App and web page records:

========

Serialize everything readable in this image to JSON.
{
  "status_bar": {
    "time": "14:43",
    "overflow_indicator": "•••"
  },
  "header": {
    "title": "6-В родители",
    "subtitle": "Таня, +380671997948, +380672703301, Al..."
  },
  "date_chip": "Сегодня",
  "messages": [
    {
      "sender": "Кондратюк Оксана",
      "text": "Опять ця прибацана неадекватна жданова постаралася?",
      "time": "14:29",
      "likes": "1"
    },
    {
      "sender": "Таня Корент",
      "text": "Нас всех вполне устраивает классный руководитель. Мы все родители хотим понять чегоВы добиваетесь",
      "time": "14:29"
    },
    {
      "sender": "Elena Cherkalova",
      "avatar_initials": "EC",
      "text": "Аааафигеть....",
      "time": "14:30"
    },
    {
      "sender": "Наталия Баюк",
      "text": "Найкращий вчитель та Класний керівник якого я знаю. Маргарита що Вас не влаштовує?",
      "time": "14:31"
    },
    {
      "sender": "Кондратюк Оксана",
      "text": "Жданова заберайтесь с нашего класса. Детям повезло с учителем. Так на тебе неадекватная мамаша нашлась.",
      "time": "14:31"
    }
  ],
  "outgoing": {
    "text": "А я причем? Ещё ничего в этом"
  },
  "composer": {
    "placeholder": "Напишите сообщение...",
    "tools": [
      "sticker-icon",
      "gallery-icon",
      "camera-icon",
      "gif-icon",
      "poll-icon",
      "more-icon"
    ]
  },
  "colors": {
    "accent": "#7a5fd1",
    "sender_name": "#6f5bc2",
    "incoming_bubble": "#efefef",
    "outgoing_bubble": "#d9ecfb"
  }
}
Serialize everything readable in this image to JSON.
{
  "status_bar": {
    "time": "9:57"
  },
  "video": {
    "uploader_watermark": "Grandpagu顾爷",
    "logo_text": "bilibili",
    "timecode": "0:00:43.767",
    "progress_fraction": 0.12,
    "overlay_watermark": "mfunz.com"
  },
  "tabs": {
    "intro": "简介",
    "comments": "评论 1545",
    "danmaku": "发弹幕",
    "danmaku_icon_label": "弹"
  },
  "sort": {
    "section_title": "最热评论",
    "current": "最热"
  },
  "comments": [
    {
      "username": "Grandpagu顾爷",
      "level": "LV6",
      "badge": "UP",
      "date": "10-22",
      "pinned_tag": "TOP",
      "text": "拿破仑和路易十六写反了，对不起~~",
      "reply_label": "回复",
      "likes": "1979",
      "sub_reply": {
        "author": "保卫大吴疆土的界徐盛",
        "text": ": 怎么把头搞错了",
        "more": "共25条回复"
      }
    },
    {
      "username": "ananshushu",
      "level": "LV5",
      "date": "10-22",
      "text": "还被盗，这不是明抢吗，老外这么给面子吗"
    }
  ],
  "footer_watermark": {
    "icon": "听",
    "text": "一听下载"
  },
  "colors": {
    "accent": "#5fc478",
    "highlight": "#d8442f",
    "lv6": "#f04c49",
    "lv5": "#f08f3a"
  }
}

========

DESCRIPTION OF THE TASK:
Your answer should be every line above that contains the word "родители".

RESULT:
    "title": "6-В родители",
      "text": "Нас всех вполне устраивает классный руководитель. Мы все родители хотим понять чегоВы добиваетесь",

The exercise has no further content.